The notion that Trump simply opposes “illegal” migration implies the president and his government are committed to the rule of law. In practice, the Trump administration is the one disregarding our laws.
A similar disregard is evident when Trump administration officials offer up “national sovereignty” as another line of attack against refugees. Stephen Miller told Fox News in February that “a strong, secure border” is “fundamental and essential to the idea of sovereignty.” Trump's representatives routinely claim that sovereignty over their own affairs is a rightful expectation for any country.
That concern for sovereignty suddenly disappears when Trump administration officials are openly attempting to engineer a coup in Venezuela. And it wasn’t at the front of Trump’s mind when, in one of his first acts in office, he advanced the construction of the Dakota Access Pipeline, in defiance of the sovereignty of the nations of the Standing Rock Indian Reservation. It also defied the law, violating the borders of Great Sioux Nation outlined by the 1868 Treaty of Fort Laramie, which the US government signed.
The cruelty at the border isn’t about respect for the rule of law, and it isn’t about respect for the idea of sovereignty. What’s the real reason? It’s to bring back an immigration policy approach whose foundation was that people of color are not welcome in the United States.
In addition to the family separation policy and the Muslim travel ban, Miller has also proposed banning Chinese students from US universities and deporting Vietnamese refugees who’ve lived here for generations. The administration has removed protections from Haitian and Central American immigrants who’ve lived here legally for years, reduced refugee admissions to record lows, and proposed massive cuts to legal immigration. Trump famously called Haiti and African nations “shithole countries” and wondered why we can’t have more immigrants from Norway, while Miller once said, “I would be happy if not a single refugee foot ever again touched American soil.”
Young immigrants will already remember Miller as a villain. But as he guides a reshuffling of DHS, that legacy could soon grow to include even more flagrant racism, violence, and injustice.

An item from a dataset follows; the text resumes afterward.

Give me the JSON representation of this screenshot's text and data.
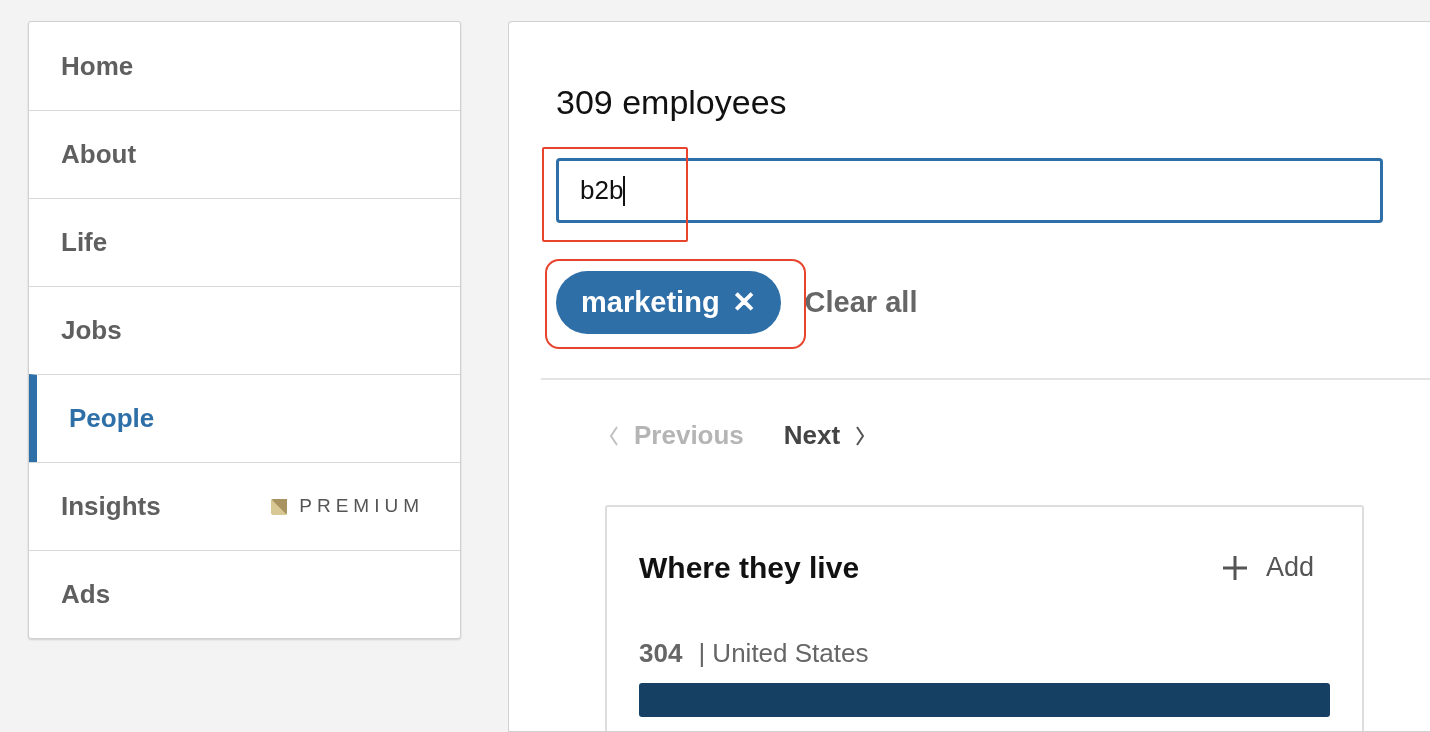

The prospect of an approach to asylum-seekers that exceeds the violence we’ve already seen is simply unbearable.
Whatever outrage there is in the public, it’s evident that the agencies that repress migrants, and the government officials that direct them, are committed to caging asylum-seekers, isolating children from their families, and building internment camps indefinitely.
But if they feel unconstrained by the law and mainstream notions of what is acceptable for immigrants, we should too — guided by a commitment to the rights of immigrants. We must confront these injustices and imagine approaches to immigration that embrace the humanity of immigrants above the limitations of any law — especially those made or enforced by people with no regard for either immigrants or the law.
Khury Petersen-Smith and Karla Molinar-Arvizo work on immigration and refugee issues at the Institute for Policy Studies.